Whilst there are several different forms of Macular Disease most are rare. The macula is a very small area at the back of your eye. Disease of the macular can take different forms usually termed either Dry or Wet..
Unfortunately Dry AMD is fairly common. The cells in the macula area are very active and have high nutritional demands, which can lead to an accumulation of waste deposits which your Optometrist may see as small yellowish white deposits called drusen.Drusen may be innocous or could mean you are at risk of progressing to a more incapacitating AMD. Typically dry AMD is slow to progress allowing people to gradually adapt their lifestyle to changes in vision. Currently there is no treatment but research is ongoing.
Dry AMD is a gradual deterioration of the macula as the retinal cells die off and are not renewed. The term dry does not mean the person has dry eyes, just that the condition is not wet AMD. The progression of dry AMD varies but in most people it develops over many months or years. Often people carry on as normal for some time, for example by continuing to drive. However around 10 to 15 percent of people with dry AMD develop wet AMD so if you have dry AMD but notice a sudden change in your vision, contact your optometrist or hospital eye specialist urgently.
Wet MD whilst rarer causes a greater loss of vision and has a more rapid onset than dry. Unfortunately because it usually affects only one eye, people may not notice there is a problem until it is too late. If Wet AMD is picked up quickly there are treatments available which can stop deterioration and even improve vision.
In wet AMD abnormal blood vessels grow into the macula. These leak blood or fluid which leads to scarring of the macula and rapid loss of central vision so fast referral to a hospital specialist is essential. Once there the ophthalmologist may recommend injections to stop the leakage and so stops the scarring – as many as 8 injections in one year may be necessary (but the area is anaesthetised). Research is ongoing, so listen out for different treatment options.
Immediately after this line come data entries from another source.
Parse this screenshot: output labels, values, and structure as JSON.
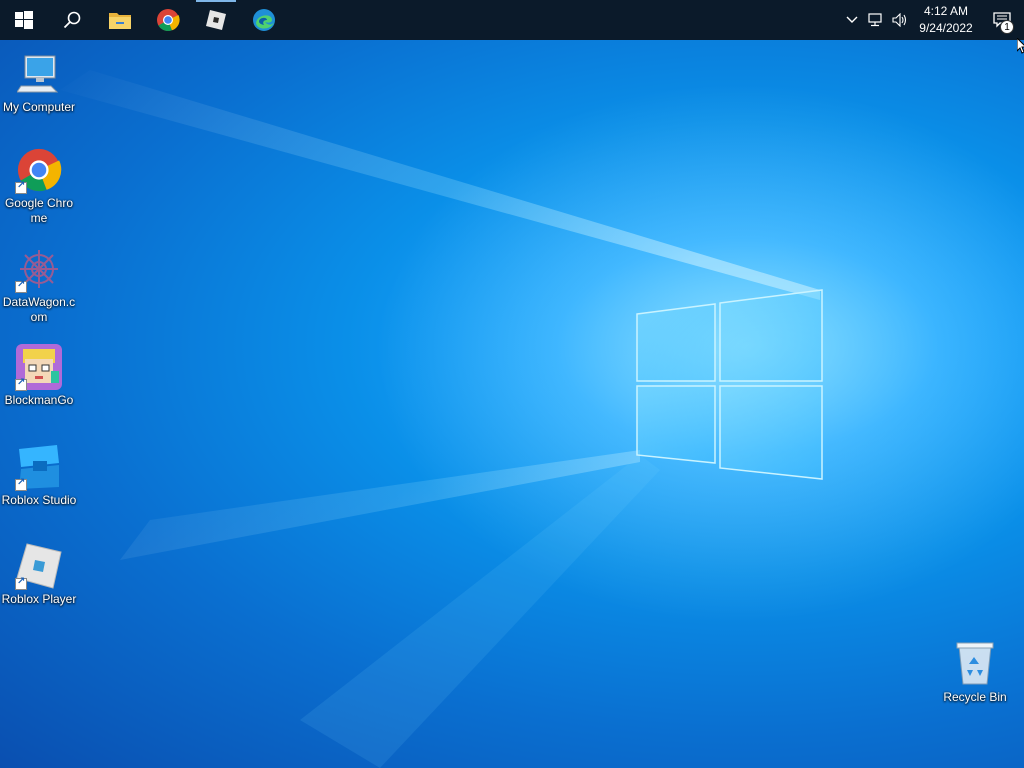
{
  "taskbar": {
    "buttons": [
      {
        "name": "start-button",
        "icon": "windows-logo-icon"
      },
      {
        "name": "search-button",
        "icon": "search-icon"
      },
      {
        "name": "file-explorer-button",
        "icon": "folder-icon"
      },
      {
        "name": "chrome-taskbar-button",
        "icon": "chrome-icon"
      },
      {
        "name": "roblox-taskbar-button",
        "icon": "roblox-icon",
        "active": true
      },
      {
        "name": "edge-taskbar-button",
        "icon": "edge-icon"
      }
    ],
    "tray": {
      "time": "4:12 AM",
      "date": "9/24/2022",
      "notification_count": "1"
    }
  },
  "desktop": {
    "icons": [
      {
        "label": "My Computer",
        "icon": "computer-icon"
      },
      {
        "label": "Google Chrome",
        "icon": "chrome-icon"
      },
      {
        "label": "DataWagon.com",
        "icon": "datawagon-icon"
      },
      {
        "label": "BlockmanGo",
        "icon": "blockmango-icon"
      },
      {
        "label": "Roblox Studio",
        "icon": "roblox-studio-icon"
      },
      {
        "label": "Roblox Player",
        "icon": "roblox-player-icon"
      },
      {
        "label": "Recycle Bin",
        "icon": "recycle-bin-icon"
      }
    ]
  },
  "colors": {
    "taskbar": "#0b1a2a",
    "wallpaper_accent": "#1aa6ff",
    "wallpaper_dark": "#0a4fb0"
  }
}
If you have AMD in one eye it may affect the other eye within a few years so IF you have any concerns about changes in your vision it is important to make an appointment with your Optometrist, but s/he may need to dilate your eye to decide if you have a condition that needs referral or not. This will mean that you will be unable to drive for several hours so leave your car at home or take a driver with you.